Why Saving Money is the Wrong Retirement Tactic for Millennial Women
Inflation, retirement, and thinking different about leveraging your money
Ever since I knew what a dollar was, I was taught to save money. I remember walking into our local bank with my mom to open up my first savings account. In those days, it was all done manually. I received my passbook with my initial deposit, a hefty $10. It was official. I had now entered the world of money. I felt very grown up.
I’m not alone in this. Most women are told to save money, but for the most part, we’re not very good at it. In fact only 44% of American women ages 21 to 64 participate in any kind of retirement, according to a survey by Personal Capital.
Things get a little better when you look at Millennial women. According to the same study, 54% of Millennial women are saving money (compared to 67% of men).
Commenting on this, Cindy Hounsell, president of the Women’s Institute for a Secure Retirement, said, “(Millennials) were very much affected by the 2008 economic crisis, so they’re saving, saving, saving.”
Is more women saving a good thing?
The old advice to save money has echoed from generation to generation throughout history—and it is still being echoed today. No doubt many people are celebrating the fact that the younger generation of women are saving more money. Unfortunately, this saving is not matched by an increase in financial education (if it were, there’d be less saving!). As I wrote before, “43% of women report than no one has taught them about investing at all.”
Unfortunately, the little benefit saving money could have for women is erased by the fact that they severely lack true financial education.
Our young women (and our older ones too) would be better served responding to the lessons of the Great Recession by doing less saving and more investing—both in their financial intelligence and with their money.
Here’s a few reasons why I’m so down on the idea of saving money.
The (lack of) interest you earn on savings
Interest rates on savings throughout much of the world are extremely low, almost nonexistent in some parts. Your savings account is actually a loan to your bank. The bank takes the money from your savings account and loans it out to its customers at a much higher interest rate than they pay you. You basically finance your bank’s business for a ridiculously low rate of return on your money.
If you were going to invest your money into a new electric-car start-up company, would you accept a return of 1 percent or less for your investment? Probably not. Yet, that’s what happens when you put your money into your bank’s savings account.
Governments who fear that their countries will fall into a depression are printing money to artificially prop up the economy and give the illusion that the economy is stronger than it really is. The problem with this funny money flooding the world, however, is that it will lead to inflation—possibly even high inflation.
What does inflation mean in everyday terms?

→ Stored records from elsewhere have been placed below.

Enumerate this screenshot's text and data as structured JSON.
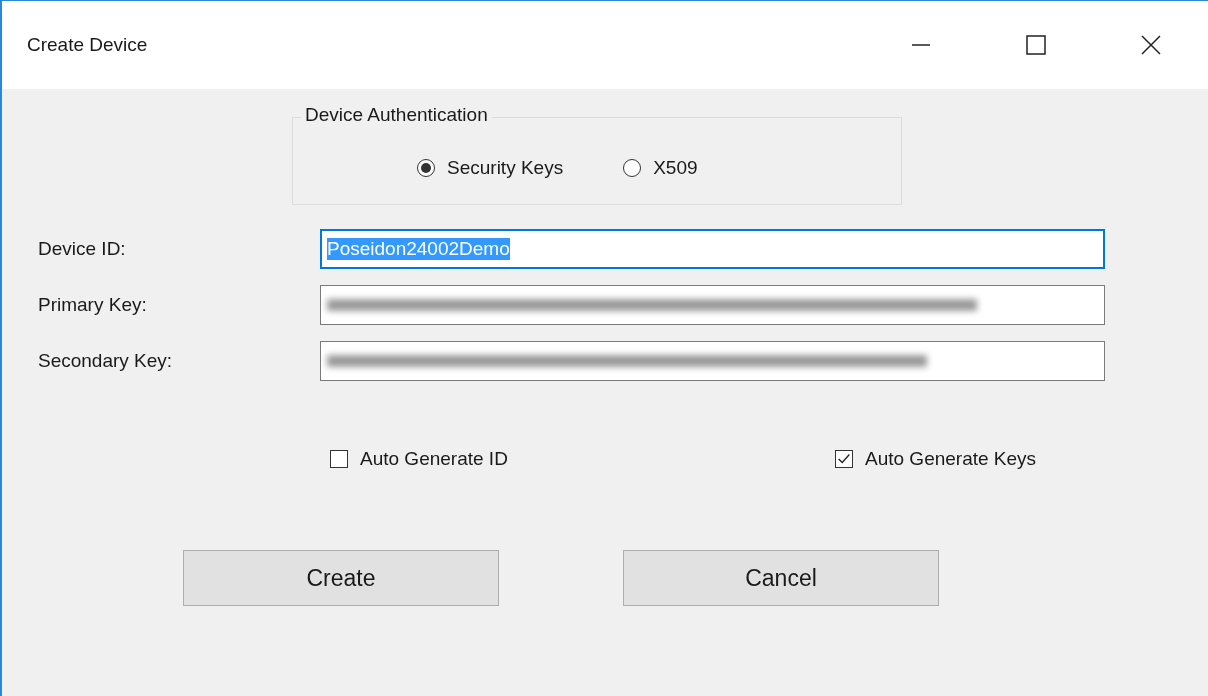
{
  "window": {
    "title": "Create Device"
  },
  "authentication": {
    "legend": "Device Authentication",
    "options": [
      {
        "label": "Security Keys",
        "selected": true
      },
      {
        "label": "X509",
        "selected": false
      }
    ]
  },
  "fields": [
    {
      "label": "Device ID:",
      "value": "Poseidon24002Demo",
      "focused": true,
      "text_selected": true,
      "blurred": false
    },
    {
      "label": "Primary Key:",
      "focused": false,
      "blurred": true
    },
    {
      "label": "Secondary Key:",
      "focused": false,
      "blurred": true
    }
  ],
  "checkboxes": [
    {
      "label": "Auto Generate ID",
      "checked": false
    },
    {
      "label": "Auto Generate Keys",
      "checked": true
    }
  ],
  "buttons": [
    "Create",
    "Cancel"
  ]
}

It means that your dollar buys less, i.e., your favorite brand of shoes or jeans will cost you many more dollars, euros, yen, or pesos in the future than they do today.

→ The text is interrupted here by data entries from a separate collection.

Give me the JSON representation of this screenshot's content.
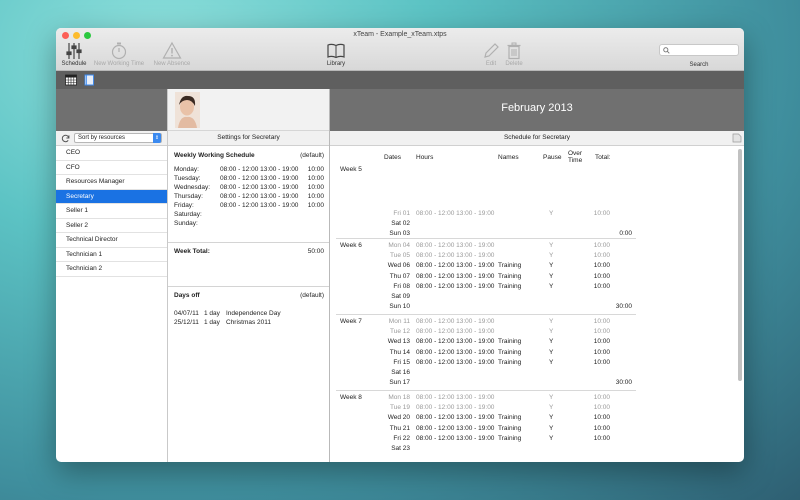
{
  "window": {
    "title": "xTeam - Example_xTeam.xtps"
  },
  "toolbar": {
    "schedule": "Schedule",
    "new_working_time": "New Working Time",
    "new_absence": "New Absence",
    "library": "Library",
    "edit": "Edit",
    "delete": "Delete",
    "search_label": "Search",
    "search_placeholder": ""
  },
  "sidebar": {
    "sort_by": "Sort by resources",
    "items": [
      {
        "label": "CEO",
        "selected": false
      },
      {
        "label": "CFO",
        "selected": false
      },
      {
        "label": "Resources Manager",
        "selected": false
      },
      {
        "label": "Secretary",
        "selected": true
      },
      {
        "label": "Seller 1",
        "selected": false
      },
      {
        "label": "Seller 2",
        "selected": false
      },
      {
        "label": "Technical Director",
        "selected": false
      },
      {
        "label": "Technician 1",
        "selected": false
      },
      {
        "label": "Technician 2",
        "selected": false
      }
    ]
  },
  "settings": {
    "title": "Settings for Secretary",
    "weekly_title": "Weekly Working Schedule",
    "weekly_default": "(default)",
    "days": [
      {
        "day": "Monday:",
        "hours": "08:00 - 12:00 13:00 - 19:00",
        "total": "10:00"
      },
      {
        "day": "Tuesday:",
        "hours": "08:00 - 12:00 13:00 - 19:00",
        "total": "10:00"
      },
      {
        "day": "Wednesday:",
        "hours": "08:00 - 12:00 13:00 - 19:00",
        "total": "10:00"
      },
      {
        "day": "Thursday:",
        "hours": "08:00 - 12:00 13:00 - 19:00",
        "total": "10:00"
      },
      {
        "day": "Friday:",
        "hours": "08:00 - 12:00 13:00 - 19:00",
        "total": "10:00"
      },
      {
        "day": "Saturday:",
        "hours": "",
        "total": ""
      },
      {
        "day": "Sunday:",
        "hours": "",
        "total": ""
      }
    ],
    "week_total_label": "Week Total:",
    "week_total": "50:00",
    "days_off_title": "Days off",
    "days_off_default": "(default)",
    "days_off": [
      {
        "date": "04/07/11",
        "length": "1 day",
        "name": "Independence Day"
      },
      {
        "date": "25/12/11",
        "length": "1 day",
        "name": "Christmas 2011"
      }
    ]
  },
  "schedule": {
    "month": "February 2013",
    "title": "Schedule for Secretary",
    "columns": {
      "dates": "Dates",
      "hours": "Hours",
      "names": "Names",
      "pause": "Pause",
      "overtime": "Over Time",
      "total": "Total:"
    },
    "weeks": [
      {
        "label": "Week 5",
        "total": "0:00",
        "rows": [
          {
            "date": "Fri 01",
            "hours": "08:00 - 12:00 13:00 - 19:00",
            "name": "",
            "pause": "Y",
            "total": "10:00",
            "dim": true
          },
          {
            "date": "Sat 02",
            "hours": "",
            "name": "",
            "pause": "",
            "total": "",
            "dim": false
          },
          {
            "date": "Sun 03",
            "hours": "",
            "name": "",
            "pause": "",
            "total": "",
            "dim": false
          }
        ]
      },
      {
        "label": "Week 6",
        "total": "30:00",
        "rows": [
          {
            "date": "Mon 04",
            "hours": "08:00 - 12:00 13:00 - 19:00",
            "name": "",
            "pause": "Y",
            "total": "10:00",
            "dim": true
          },
          {
            "date": "Tue 05",
            "hours": "08:00 - 12:00 13:00 - 19:00",
            "name": "",
            "pause": "Y",
            "total": "10:00",
            "dim": true
          },
          {
            "date": "Wed 06",
            "hours": "08:00 - 12:00 13:00 - 19:00",
            "name": "Training",
            "pause": "Y",
            "total": "10:00",
            "dim": false
          },
          {
            "date": "Thu 07",
            "hours": "08:00 - 12:00 13:00 - 19:00",
            "name": "Training",
            "pause": "Y",
            "total": "10:00",
            "dim": false
          },
          {
            "date": "Fri 08",
            "hours": "08:00 - 12:00 13:00 - 19:00",
            "name": "Training",
            "pause": "Y",
            "total": "10:00",
            "dim": false
          },
          {
            "date": "Sat 09",
            "hours": "",
            "name": "",
            "pause": "",
            "total": "",
            "dim": false
          },
          {
            "date": "Sun 10",
            "hours": "",
            "name": "",
            "pause": "",
            "total": "",
            "dim": false
          }
        ]
      },
      {
        "label": "Week 7",
        "total": "30:00",
        "rows": [
          {
            "date": "Mon 11",
            "hours": "08:00 - 12:00 13:00 - 19:00",
            "name": "",
            "pause": "Y",
            "total": "10:00",
            "dim": true
          },
          {
            "date": "Tue 12",
            "hours": "08:00 - 12:00 13:00 - 19:00",
            "name": "",
            "pause": "Y",
            "total": "10:00",
            "dim": true
          },
          {
            "date": "Wed 13",
            "hours": "08:00 - 12:00 13:00 - 19:00",
            "name": "Training",
            "pause": "Y",
            "total": "10:00",
            "dim": false
          },
          {
            "date": "Thu 14",
            "hours": "08:00 - 12:00 13:00 - 19:00",
            "name": "Training",
            "pause": "Y",
            "total": "10:00",
            "dim": false
          },
          {
            "date": "Fri 15",
            "hours": "08:00 - 12:00 13:00 - 19:00",
            "name": "Training",
            "pause": "Y",
            "total": "10:00",
            "dim": false
          },
          {
            "date": "Sat 16",
            "hours": "",
            "name": "",
            "pause": "",
            "total": "",
            "dim": false
          },
          {
            "date": "Sun 17",
            "hours": "",
            "name": "",
            "pause": "",
            "total": "",
            "dim": false
          }
        ]
      },
      {
        "label": "Week 8",
        "total": "",
        "rows": [
          {
            "date": "Mon 18",
            "hours": "08:00 - 12:00 13:00 - 19:00",
            "name": "",
            "pause": "Y",
            "total": "10:00",
            "dim": true
          },
          {
            "date": "Tue 19",
            "hours": "08:00 - 12:00 13:00 - 19:00",
            "name": "",
            "pause": "Y",
            "total": "10:00",
            "dim": true
          },
          {
            "date": "Wed 20",
            "hours": "08:00 - 12:00 13:00 - 19:00",
            "name": "Training",
            "pause": "Y",
            "total": "10:00",
            "dim": false
          },
          {
            "date": "Thu 21",
            "hours": "08:00 - 12:00 13:00 - 19:00",
            "name": "Training",
            "pause": "Y",
            "total": "10:00",
            "dim": false
          },
          {
            "date": "Fri 22",
            "hours": "08:00 - 12:00 13:00 - 19:00",
            "name": "Training",
            "pause": "Y",
            "total": "10:00",
            "dim": false
          },
          {
            "date": "Sat 23",
            "hours": "",
            "name": "",
            "pause": "",
            "total": "",
            "dim": false
          }
        ]
      }
    ]
  },
  "colors": {
    "accent": "#1a72e3",
    "header_gray": "#707070",
    "toolbar_dark": "#5f5f5f"
  },
  "icons": {
    "schedule": "sliders-icon",
    "new_working_time": "stopwatch-icon",
    "new_absence": "warning-triangle-icon",
    "library": "book-icon",
    "edit": "pencil-icon",
    "delete": "trash-icon",
    "search": "search-icon",
    "view_calendar": "calendar-grid-icon",
    "view_list": "notebook-icon",
    "refresh": "refresh-icon"
  }
}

Why would printing money lead to inflation? Here is a simplified explanation: Let’s imagine that there is only $100 in the world. And in this world, there are only five products available. That would mean that, on average, each product would cost $20.

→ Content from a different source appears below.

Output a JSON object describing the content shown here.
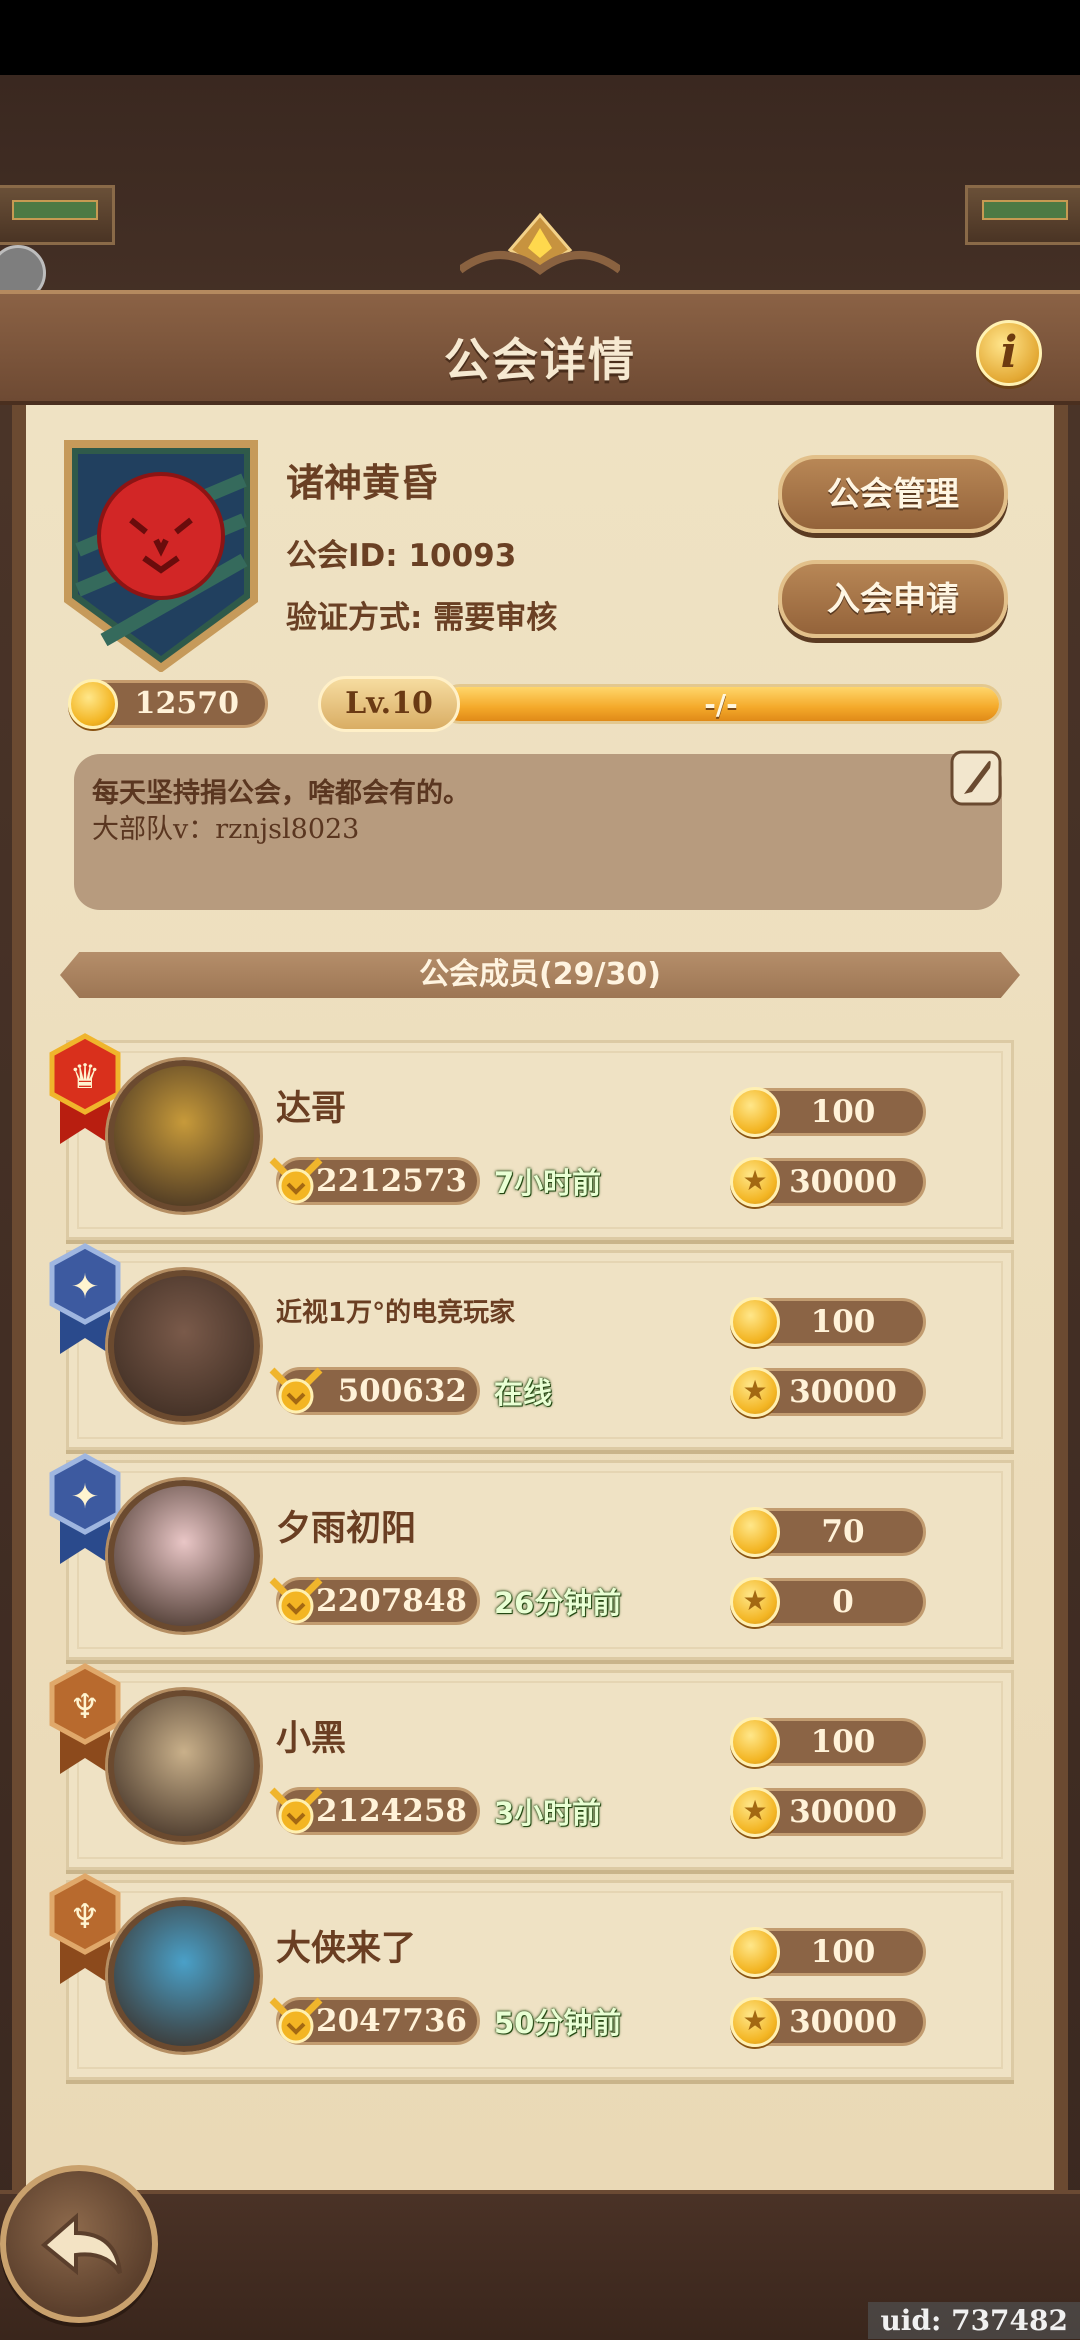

The world government decides to print more money, thus putting more money into the world economy. It prints an additional $900. However, that money does not go to create more products or to grow the economy. It is used to pay off debt and prop up failing banks and businesses. So nothing new is created.
Now, instead of $100 circulating in the economy, there is $1,000. Yet, there are still only five products available. Those five products are no longer valued at $20 each, but are now valued at $200 each. That is how inflation works, and that is the result of the government printing more and more money.
If inflation, especially high inflation, does occur, then it costs you much more to buy the same items you purchase today. Instead of $3 for a loaf of bread, you may be shelling out $12, for example. That dollar, euro, yen, or peso that you saved would then be worth only one-quarter of what it was previously worth.
The problem with saving money is, of course, that as it sits in savings, gaining very little to no interest, it doesn’t grow at the pace of inflation. Your money becomes worth less and less.
By investing, however, you can put your money in assets that hedge against inflation by growing in worth as inflation grows.
Should I Never Save Money?
Saving money, for me, is a short-term proposition. I save money while looking for my next investment. When the investment appears, I invest the money I’ve been saving in something that will give me a solid return on my money.
How difficult do you think it would be to find an investment that delivered a rate of return better than the 1 percent that your bank’s savings account is earning you? It’s not difficult. All it takes is a bit of financial education and a willingness to take a risk—even a small one.
Today, if you’re a woman whose primary retirement strategy has been to tuck your money away into a savings account, I encourage you to start thinking differently. By getting out of the saving money trap today, you just might save your retirement tomorrow.